In his second court appearance since he allegedly killed 50 people and injured 50 more during a shooting at two New Zealand mosques on March 15, Australian Brenton Tarrant, 28, listened to Justice Cameron Mander formally record the charges.
A day following the shooting, Tarrant made his first court appearance and was charged with one count of murder with more expected to follow, but in the Christchurch High Court Friday, Mander said that the initial charge was to be amended as the woman was alive.
Police apologized for the error late March when it was discovered, stating the charge sheet would be amended.
"New Zealand Police regret this error and apologies for any harm caused by the mistake," a police spokesman had said at the time.
Mander also ordered Tarrant, who appeared in court via an audio-visual link from Auckland Prison some 620 miles from Christchurch in Paremoremo, to undergo a mental health report, which he said was normal procedure.

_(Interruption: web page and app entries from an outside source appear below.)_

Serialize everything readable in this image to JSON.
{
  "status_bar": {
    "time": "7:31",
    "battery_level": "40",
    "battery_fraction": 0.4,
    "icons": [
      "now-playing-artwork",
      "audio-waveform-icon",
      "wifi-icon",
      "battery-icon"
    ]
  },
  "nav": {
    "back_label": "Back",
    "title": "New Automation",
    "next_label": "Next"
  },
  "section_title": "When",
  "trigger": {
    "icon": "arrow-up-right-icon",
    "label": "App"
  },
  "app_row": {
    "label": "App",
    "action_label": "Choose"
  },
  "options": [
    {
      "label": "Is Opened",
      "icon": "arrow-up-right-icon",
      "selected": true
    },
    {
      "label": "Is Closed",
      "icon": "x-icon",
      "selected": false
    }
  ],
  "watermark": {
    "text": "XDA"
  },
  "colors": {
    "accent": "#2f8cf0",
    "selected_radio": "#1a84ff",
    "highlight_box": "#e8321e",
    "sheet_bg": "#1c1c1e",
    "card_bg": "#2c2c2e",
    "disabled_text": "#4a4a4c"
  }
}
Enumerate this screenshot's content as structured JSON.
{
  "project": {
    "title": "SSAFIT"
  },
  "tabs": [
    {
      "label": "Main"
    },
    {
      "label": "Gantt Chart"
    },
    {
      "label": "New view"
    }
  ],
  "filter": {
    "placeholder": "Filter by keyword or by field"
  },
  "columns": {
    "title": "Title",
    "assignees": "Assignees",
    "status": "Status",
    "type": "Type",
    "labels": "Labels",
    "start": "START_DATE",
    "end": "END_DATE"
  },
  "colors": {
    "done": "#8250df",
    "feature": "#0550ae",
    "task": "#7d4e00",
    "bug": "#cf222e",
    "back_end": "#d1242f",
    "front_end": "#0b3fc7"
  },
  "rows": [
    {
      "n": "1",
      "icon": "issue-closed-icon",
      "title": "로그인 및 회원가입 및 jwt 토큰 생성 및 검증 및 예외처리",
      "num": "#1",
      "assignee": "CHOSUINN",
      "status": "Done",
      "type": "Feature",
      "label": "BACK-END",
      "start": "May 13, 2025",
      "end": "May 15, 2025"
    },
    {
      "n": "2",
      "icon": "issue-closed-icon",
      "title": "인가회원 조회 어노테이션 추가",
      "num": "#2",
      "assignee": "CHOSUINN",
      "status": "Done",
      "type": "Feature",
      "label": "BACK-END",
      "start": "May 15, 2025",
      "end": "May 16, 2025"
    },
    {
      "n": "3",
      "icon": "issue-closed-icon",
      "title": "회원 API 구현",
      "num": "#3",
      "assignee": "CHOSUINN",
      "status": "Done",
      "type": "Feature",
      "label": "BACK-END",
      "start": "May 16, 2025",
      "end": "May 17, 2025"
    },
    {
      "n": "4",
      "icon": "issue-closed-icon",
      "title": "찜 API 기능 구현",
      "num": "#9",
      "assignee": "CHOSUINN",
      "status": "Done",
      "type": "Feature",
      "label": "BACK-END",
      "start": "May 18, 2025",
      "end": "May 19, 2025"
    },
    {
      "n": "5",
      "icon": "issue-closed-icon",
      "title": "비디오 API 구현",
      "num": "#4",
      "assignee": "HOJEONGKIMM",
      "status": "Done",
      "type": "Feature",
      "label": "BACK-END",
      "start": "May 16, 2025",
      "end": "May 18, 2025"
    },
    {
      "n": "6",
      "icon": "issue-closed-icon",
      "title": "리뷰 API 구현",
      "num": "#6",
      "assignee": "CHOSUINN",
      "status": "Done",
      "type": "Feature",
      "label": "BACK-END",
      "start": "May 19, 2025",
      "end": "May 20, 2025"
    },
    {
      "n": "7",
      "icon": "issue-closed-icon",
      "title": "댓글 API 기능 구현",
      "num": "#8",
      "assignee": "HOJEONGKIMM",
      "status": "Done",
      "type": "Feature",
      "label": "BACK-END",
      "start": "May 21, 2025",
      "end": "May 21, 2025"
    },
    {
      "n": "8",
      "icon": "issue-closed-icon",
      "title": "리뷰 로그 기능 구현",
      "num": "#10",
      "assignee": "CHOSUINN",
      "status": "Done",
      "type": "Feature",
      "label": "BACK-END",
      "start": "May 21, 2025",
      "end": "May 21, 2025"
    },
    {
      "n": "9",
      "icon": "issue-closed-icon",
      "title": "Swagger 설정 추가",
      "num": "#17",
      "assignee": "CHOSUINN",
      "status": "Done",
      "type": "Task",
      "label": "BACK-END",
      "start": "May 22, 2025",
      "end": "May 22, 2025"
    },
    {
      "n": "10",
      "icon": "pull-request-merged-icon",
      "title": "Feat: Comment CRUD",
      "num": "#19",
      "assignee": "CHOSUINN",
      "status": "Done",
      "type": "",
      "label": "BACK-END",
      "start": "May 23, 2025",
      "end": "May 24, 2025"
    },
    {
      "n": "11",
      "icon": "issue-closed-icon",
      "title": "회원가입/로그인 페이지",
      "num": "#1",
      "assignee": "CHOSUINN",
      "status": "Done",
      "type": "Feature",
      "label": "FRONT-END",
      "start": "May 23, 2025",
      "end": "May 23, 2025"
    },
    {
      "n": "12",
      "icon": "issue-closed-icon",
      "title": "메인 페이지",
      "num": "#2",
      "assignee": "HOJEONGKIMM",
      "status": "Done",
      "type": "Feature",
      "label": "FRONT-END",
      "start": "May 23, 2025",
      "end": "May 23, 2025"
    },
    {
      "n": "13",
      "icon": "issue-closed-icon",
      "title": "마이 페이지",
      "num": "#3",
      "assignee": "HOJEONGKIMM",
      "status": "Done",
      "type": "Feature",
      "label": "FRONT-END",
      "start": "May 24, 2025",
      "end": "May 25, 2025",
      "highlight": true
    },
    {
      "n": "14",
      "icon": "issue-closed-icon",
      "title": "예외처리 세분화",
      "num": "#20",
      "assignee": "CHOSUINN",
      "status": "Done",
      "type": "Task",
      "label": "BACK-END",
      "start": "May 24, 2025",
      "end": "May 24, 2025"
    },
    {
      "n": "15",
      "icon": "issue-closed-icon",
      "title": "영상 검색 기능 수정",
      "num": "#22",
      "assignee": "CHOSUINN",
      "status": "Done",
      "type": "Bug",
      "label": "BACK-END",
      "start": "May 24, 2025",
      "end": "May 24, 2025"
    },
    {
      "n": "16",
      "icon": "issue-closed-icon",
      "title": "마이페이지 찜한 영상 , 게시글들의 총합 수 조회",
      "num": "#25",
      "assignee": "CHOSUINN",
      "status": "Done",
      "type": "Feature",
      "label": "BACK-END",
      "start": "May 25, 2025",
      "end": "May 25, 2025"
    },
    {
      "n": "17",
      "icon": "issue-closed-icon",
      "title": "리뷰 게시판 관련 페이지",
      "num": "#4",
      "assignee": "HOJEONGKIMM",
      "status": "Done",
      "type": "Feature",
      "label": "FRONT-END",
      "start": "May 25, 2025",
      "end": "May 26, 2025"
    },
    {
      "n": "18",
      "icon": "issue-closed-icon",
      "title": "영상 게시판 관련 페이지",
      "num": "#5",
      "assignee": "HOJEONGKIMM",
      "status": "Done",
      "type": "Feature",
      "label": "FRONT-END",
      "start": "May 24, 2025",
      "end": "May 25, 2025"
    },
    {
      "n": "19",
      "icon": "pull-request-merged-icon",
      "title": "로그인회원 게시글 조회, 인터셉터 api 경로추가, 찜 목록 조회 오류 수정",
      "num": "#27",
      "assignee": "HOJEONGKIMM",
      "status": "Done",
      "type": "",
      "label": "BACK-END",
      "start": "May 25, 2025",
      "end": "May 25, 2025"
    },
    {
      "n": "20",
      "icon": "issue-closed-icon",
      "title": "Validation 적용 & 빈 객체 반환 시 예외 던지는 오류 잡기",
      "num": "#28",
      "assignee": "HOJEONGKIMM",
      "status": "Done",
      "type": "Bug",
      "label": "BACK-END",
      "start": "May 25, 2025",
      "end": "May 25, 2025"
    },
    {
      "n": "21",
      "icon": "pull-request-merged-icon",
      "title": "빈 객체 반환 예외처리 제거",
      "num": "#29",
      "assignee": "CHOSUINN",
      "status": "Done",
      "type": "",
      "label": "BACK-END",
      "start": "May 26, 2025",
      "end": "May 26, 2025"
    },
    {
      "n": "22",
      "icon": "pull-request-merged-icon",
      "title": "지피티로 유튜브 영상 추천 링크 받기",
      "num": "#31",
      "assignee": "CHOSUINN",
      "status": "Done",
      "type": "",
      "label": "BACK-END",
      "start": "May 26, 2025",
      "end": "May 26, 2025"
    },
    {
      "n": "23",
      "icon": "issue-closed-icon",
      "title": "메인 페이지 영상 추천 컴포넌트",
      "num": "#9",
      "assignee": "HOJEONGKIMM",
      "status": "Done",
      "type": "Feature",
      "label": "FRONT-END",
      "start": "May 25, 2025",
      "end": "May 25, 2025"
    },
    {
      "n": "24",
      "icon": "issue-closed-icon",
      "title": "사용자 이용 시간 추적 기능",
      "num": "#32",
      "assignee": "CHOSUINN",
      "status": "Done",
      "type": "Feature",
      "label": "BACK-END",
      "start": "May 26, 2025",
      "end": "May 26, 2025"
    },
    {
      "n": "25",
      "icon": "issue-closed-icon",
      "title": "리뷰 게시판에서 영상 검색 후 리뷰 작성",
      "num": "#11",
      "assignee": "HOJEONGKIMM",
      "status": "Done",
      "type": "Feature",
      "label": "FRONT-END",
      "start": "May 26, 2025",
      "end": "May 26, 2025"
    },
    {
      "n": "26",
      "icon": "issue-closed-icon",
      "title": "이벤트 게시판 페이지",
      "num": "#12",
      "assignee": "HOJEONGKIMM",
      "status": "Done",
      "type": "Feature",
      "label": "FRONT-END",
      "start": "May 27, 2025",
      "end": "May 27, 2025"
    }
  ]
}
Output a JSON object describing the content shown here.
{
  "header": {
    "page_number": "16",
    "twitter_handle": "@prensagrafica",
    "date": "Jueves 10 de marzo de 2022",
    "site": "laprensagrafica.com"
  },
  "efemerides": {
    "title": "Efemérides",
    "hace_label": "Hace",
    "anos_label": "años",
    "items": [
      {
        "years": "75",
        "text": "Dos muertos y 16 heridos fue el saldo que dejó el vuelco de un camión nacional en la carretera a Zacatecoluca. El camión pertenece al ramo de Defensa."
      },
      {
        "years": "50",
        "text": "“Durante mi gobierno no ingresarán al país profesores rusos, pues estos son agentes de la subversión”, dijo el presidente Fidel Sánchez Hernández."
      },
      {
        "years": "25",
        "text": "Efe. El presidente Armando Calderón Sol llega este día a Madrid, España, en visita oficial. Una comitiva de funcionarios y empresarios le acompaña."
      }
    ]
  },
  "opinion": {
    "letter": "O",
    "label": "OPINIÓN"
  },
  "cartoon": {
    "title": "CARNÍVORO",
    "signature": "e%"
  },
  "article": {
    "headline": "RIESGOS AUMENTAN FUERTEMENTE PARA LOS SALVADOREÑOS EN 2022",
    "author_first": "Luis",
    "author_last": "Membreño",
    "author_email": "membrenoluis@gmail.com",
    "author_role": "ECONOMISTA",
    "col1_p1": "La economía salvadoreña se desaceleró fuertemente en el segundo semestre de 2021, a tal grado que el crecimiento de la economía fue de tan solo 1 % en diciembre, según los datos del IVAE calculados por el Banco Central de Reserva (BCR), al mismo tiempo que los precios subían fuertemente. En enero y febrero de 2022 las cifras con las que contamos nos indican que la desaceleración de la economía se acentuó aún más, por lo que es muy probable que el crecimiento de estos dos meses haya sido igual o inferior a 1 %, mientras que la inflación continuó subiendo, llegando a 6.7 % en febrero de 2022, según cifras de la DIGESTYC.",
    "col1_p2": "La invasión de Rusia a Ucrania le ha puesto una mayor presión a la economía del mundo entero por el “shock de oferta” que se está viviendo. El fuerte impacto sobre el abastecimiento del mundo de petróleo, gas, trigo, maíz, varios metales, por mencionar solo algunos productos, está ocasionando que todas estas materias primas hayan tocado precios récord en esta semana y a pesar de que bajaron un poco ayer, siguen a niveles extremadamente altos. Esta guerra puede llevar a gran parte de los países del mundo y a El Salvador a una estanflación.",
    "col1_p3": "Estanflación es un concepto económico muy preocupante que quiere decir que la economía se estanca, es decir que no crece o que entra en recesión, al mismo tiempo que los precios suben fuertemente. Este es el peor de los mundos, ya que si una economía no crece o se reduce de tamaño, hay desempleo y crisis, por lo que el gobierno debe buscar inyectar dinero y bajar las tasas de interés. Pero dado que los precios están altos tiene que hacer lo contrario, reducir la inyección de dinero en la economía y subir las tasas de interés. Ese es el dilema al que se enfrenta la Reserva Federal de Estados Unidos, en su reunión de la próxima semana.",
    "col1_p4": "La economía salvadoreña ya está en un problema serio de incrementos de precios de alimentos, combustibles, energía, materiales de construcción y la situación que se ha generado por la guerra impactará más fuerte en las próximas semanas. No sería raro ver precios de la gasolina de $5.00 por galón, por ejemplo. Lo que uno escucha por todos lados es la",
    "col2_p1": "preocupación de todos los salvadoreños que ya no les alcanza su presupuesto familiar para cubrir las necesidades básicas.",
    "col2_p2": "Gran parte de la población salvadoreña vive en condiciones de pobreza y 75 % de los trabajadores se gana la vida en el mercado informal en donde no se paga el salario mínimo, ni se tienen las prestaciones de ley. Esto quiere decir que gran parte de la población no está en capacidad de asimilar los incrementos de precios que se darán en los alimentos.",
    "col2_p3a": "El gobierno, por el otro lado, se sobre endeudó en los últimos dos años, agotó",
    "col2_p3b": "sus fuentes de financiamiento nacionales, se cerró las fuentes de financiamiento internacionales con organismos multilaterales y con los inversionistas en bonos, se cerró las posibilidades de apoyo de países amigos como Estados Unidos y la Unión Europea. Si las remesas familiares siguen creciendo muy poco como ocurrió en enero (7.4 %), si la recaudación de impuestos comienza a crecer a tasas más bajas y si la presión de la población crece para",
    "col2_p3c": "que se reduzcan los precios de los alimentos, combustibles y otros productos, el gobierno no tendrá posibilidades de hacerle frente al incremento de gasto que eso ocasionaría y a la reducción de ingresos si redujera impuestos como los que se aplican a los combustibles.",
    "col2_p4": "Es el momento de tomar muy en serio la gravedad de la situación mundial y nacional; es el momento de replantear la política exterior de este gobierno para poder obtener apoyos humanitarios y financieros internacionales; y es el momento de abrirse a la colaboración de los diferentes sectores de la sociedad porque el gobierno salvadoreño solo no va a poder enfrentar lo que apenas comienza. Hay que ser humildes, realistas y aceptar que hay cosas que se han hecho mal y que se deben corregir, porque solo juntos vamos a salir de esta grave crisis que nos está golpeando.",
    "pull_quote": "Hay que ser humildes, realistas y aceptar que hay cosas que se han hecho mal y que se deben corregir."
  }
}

The court case comes a day after Tarrant appointed two Auckland-based defense lawyers, an about-face from mid-March when he dismissed his duty lawyer stating he would represent himself.
Barrister Shane Tait said in a statement he and Barrister Jonathan Hudson would be representing Tarrant, Stuff reported.
Tait told the court they will seek a psychiatric assessment for his client, which could take upwards of three months to complete.
Mander then ordered a second consultation to speed up proceedings, despite Tait's objections.
"Despite Mr Tait's reservations to that initiative ... it's an appropriate step to take at this point to prevent delay," Mander said.
Tarrant was then remanded in custody. His next court appearance was scheduled for June 14.
He was not required to enter a plea.
Friday's court appearance came a day after New Zealand police laid the charges against Tarrant, stating "other charges are still under consideration."
The media, while permitted in the court room, were prohibited from filming, photographing or recording audio of the proceedings.
The media were permitted to take photographs during Tarrant's first court hearing on March 16, but images of him were distorted before they were published or distributed to foreign news companies, Stuff reported.